What the exercise asks:
Without the images, set down each entry exactly.

Information provided:
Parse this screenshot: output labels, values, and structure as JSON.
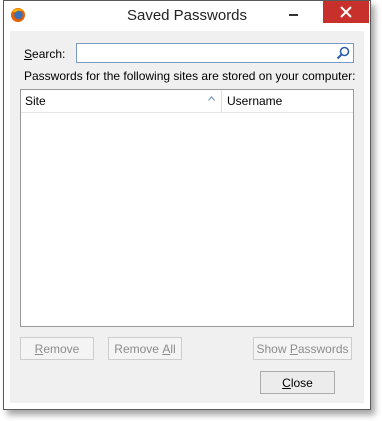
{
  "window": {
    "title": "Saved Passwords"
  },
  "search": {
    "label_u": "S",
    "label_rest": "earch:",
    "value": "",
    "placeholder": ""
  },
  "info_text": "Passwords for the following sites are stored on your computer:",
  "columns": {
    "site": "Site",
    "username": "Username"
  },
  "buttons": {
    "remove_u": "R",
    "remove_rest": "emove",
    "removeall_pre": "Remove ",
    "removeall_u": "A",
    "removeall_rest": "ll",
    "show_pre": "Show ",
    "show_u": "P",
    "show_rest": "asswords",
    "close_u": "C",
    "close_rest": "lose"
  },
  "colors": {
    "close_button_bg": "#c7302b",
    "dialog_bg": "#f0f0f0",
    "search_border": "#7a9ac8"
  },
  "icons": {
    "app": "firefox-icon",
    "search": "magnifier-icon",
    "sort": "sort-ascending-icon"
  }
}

Solution:
Parse this screenshot: output labels, values, and structure as JSON.
{
  "window": {
    "title": "Saved Passwords"
  },
  "search": {
    "label_u": "S",
    "label_rest": "earch:",
    "value": "",
    "placeholder": ""
  },
  "info_text": "Passwords for the following sites are stored on your computer:",
  "columns": {
    "site": "Site",
    "username": "Username"
  },
  "buttons": {
    "remove_u": "R",
    "remove_rest": "emove",
    "removeall_pre": "Remove ",
    "removeall_u": "A",
    "removeall_rest": "ll",
    "show_pre": "Show ",
    "show_u": "P",
    "show_rest": "asswords",
    "close_u": "C",
    "close_rest": "lose"
  },
  "colors": {
    "close_button_bg": "#c7302b",
    "dialog_bg": "#f0f0f0",
    "search_border": "#7a9ac8"
  },
  "icons": {
    "app": "firefox-icon",
    "search": "magnifier-icon",
    "sort": "sort-ascending-icon"
  }
}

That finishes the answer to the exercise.